Dataset rows describing interfaces:
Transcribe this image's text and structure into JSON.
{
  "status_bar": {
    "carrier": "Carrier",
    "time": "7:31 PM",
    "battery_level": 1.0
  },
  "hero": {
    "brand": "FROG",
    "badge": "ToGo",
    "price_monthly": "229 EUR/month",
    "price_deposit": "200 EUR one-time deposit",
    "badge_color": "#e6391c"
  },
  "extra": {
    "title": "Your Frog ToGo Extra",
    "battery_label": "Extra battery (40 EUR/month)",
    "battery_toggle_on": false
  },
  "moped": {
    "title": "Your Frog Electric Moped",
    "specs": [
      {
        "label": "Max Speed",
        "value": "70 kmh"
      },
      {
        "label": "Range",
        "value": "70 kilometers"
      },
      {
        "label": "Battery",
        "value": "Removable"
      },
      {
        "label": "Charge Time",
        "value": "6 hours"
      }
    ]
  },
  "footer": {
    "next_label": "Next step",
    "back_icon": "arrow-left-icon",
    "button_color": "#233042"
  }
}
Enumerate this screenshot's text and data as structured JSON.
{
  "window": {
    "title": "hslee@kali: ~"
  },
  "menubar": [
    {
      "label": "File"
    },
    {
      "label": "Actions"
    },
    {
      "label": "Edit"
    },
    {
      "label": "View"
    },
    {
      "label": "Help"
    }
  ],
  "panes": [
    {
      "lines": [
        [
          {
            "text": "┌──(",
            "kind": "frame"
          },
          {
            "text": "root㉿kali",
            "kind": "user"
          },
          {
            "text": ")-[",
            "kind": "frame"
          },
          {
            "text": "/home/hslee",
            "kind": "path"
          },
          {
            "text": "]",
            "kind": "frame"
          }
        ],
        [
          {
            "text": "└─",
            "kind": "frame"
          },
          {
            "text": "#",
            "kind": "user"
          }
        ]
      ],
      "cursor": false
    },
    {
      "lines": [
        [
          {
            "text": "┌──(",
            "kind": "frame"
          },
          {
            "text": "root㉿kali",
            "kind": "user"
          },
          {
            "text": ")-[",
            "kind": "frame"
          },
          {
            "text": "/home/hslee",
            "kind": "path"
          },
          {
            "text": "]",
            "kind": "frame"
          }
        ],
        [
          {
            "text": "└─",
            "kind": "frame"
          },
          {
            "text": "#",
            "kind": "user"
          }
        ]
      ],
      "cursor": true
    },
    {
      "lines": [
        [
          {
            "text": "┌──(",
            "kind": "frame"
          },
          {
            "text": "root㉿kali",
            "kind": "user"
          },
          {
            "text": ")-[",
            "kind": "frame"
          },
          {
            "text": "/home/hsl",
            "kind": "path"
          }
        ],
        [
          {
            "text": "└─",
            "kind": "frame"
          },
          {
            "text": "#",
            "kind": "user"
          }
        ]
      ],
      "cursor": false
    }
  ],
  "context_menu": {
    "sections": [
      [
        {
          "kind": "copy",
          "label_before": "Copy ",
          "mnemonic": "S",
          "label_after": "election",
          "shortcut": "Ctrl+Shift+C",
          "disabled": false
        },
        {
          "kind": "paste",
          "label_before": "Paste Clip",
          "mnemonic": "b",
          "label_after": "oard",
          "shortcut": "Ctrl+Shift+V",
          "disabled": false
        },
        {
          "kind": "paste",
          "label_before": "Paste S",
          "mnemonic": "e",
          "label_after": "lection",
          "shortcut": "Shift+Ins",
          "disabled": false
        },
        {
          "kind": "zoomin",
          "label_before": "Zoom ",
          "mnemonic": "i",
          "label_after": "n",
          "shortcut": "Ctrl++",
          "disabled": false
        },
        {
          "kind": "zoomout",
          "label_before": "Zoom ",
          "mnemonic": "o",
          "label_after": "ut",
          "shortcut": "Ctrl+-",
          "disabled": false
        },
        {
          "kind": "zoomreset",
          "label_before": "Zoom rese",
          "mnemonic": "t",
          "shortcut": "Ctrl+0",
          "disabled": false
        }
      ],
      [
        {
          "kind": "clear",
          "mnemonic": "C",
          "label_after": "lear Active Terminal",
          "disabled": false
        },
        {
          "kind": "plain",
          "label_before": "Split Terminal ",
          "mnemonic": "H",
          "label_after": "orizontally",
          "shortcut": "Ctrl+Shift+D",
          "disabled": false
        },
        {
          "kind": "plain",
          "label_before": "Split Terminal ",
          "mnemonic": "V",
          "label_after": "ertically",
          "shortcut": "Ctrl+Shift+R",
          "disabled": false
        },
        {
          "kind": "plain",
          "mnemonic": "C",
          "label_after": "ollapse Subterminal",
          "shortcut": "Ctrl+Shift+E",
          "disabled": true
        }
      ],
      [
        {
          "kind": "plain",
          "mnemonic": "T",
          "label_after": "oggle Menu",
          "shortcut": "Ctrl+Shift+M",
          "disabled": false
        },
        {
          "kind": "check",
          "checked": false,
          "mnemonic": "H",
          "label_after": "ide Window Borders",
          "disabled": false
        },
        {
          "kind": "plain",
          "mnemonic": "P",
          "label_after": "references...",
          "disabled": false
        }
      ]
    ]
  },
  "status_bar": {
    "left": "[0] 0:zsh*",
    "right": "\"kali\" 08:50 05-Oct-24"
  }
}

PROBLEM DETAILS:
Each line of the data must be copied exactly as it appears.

THE COMPLETED TASK:
Transcribe this image's text and structure into JSON.
{
  "status_bar": {
    "carrier": "Carrier",
    "time": "7:31 PM",
    "battery_level": 1.0
  },
  "hero": {
    "brand": "FROG",
    "badge": "ToGo",
    "price_monthly": "229 EUR/month",
    "price_deposit": "200 EUR one-time deposit",
    "badge_color": "#e6391c"
  },
  "extra": {
    "title": "Your Frog ToGo Extra",
    "battery_label": "Extra battery (40 EUR/month)",
    "battery_toggle_on": false
  },
  "moped": {
    "title": "Your Frog Electric Moped",
    "specs": [
      {
        "label": "Max Speed",
        "value": "70 kmh"
      },
      {
        "label": "Range",
        "value": "70 kilometers"
      },
      {
        "label": "Battery",
        "value": "Removable"
      },
      {
        "label": "Charge Time",
        "value": "6 hours"
      }
    ]
  },
  "footer": {
    "next_label": "Next step",
    "back_icon": "arrow-left-icon",
    "button_color": "#233042"
  }
}
Enumerate this screenshot's text and data as structured JSON.
{
  "window": {
    "title": "hslee@kali: ~"
  },
  "menubar": [
    {
      "label": "File"
    },
    {
      "label": "Actions"
    },
    {
      "label": "Edit"
    },
    {
      "label": "View"
    },
    {
      "label": "Help"
    }
  ],
  "panes": [
    {
      "lines": [
        [
          {
            "text": "┌──(",
            "kind": "frame"
          },
          {
            "text": "root㉿kali",
            "kind": "user"
          },
          {
            "text": ")-[",
            "kind": "frame"
          },
          {
            "text": "/home/hslee",
            "kind": "path"
          },
          {
            "text": "]",
            "kind": "frame"
          }
        ],
        [
          {
            "text": "└─",
            "kind": "frame"
          },
          {
            "text": "#",
            "kind": "user"
          }
        ]
      ],
      "cursor": false
    },
    {
      "lines": [
        [
          {
            "text": "┌──(",
            "kind": "frame"
          },
          {
            "text": "root㉿kali",
            "kind": "user"
          },
          {
            "text": ")-[",
            "kind": "frame"
          },
          {
            "text": "/home/hslee",
            "kind": "path"
          },
          {
            "text": "]",
            "kind": "frame"
          }
        ],
        [
          {
            "text": "└─",
            "kind": "frame"
          },
          {
            "text": "#",
            "kind": "user"
          }
        ]
      ],
      "cursor": true
    },
    {
      "lines": [
        [
          {
            "text": "┌──(",
            "kind": "frame"
          },
          {
            "text": "root㉿kali",
            "kind": "user"
          },
          {
            "text": ")-[",
            "kind": "frame"
          },
          {
            "text": "/home/hsl",
            "kind": "path"
          }
        ],
        [
          {
            "text": "└─",
            "kind": "frame"
          },
          {
            "text": "#",
            "kind": "user"
          }
        ]
      ],
      "cursor": false
    }
  ],
  "context_menu": {
    "sections": [
      [
        {
          "kind": "copy",
          "label_before": "Copy ",
          "mnemonic": "S",
          "label_after": "election",
          "shortcut": "Ctrl+Shift+C",
          "disabled": false
        },
        {
          "kind": "paste",
          "label_before": "Paste Clip",
          "mnemonic": "b",
          "label_after": "oard",
          "shortcut": "Ctrl+Shift+V",
          "disabled": false
        },
        {
          "kind": "paste",
          "label_before": "Paste S",
          "mnemonic": "e",
          "label_after": "lection",
          "shortcut": "Shift+Ins",
          "disabled": false
        },
        {
          "kind": "zoomin",
          "label_before": "Zoom ",
          "mnemonic": "i",
          "label_after": "n",
          "shortcut": "Ctrl++",
          "disabled": false
        },
        {
          "kind": "zoomout",
          "label_before": "Zoom ",
          "mnemonic": "o",
          "label_after": "ut",
          "shortcut": "Ctrl+-",
          "disabled": false
        },
        {
          "kind": "zoomreset",
          "label_before": "Zoom rese",
          "mnemonic": "t",
          "shortcut": "Ctrl+0",
          "disabled": false
        }
      ],
      [
        {
          "kind": "clear",
          "mnemonic": "C",
          "label_after": "lear Active Terminal",
          "disabled": false
        },
        {
          "kind": "plain",
          "label_before": "Split Terminal ",
          "mnemonic": "H",
          "label_after": "orizontally",
          "shortcut": "Ctrl+Shift+D",
          "disabled": false
        },
        {
          "kind": "plain",
          "label_before": "Split Terminal ",
          "mnemonic": "V",
          "label_after": "ertically",
          "shortcut": "Ctrl+Shift+R",
          "disabled": false
        },
        {
          "kind": "plain",
          "mnemonic": "C",
          "label_after": "ollapse Subterminal",
          "shortcut": "Ctrl+Shift+E",
          "disabled": true
        }
      ],
      [
        {
          "kind": "plain",
          "mnemonic": "T",
          "label_after": "oggle Menu",
          "shortcut": "Ctrl+Shift+M",
          "disabled": false
        },
        {
          "kind": "check",
          "checked": false,
          "mnemonic": "H",
          "label_after": "ide Window Borders",
          "disabled": false
        },
        {
          "kind": "plain",
          "mnemonic": "P",
          "label_after": "references...",
          "disabled": false
        }
      ]
    ]
  },
  "status_bar": {
    "left": "[0] 0:zsh*",
    "right": "\"kali\" 08:50 05-Oct-24"
  }
}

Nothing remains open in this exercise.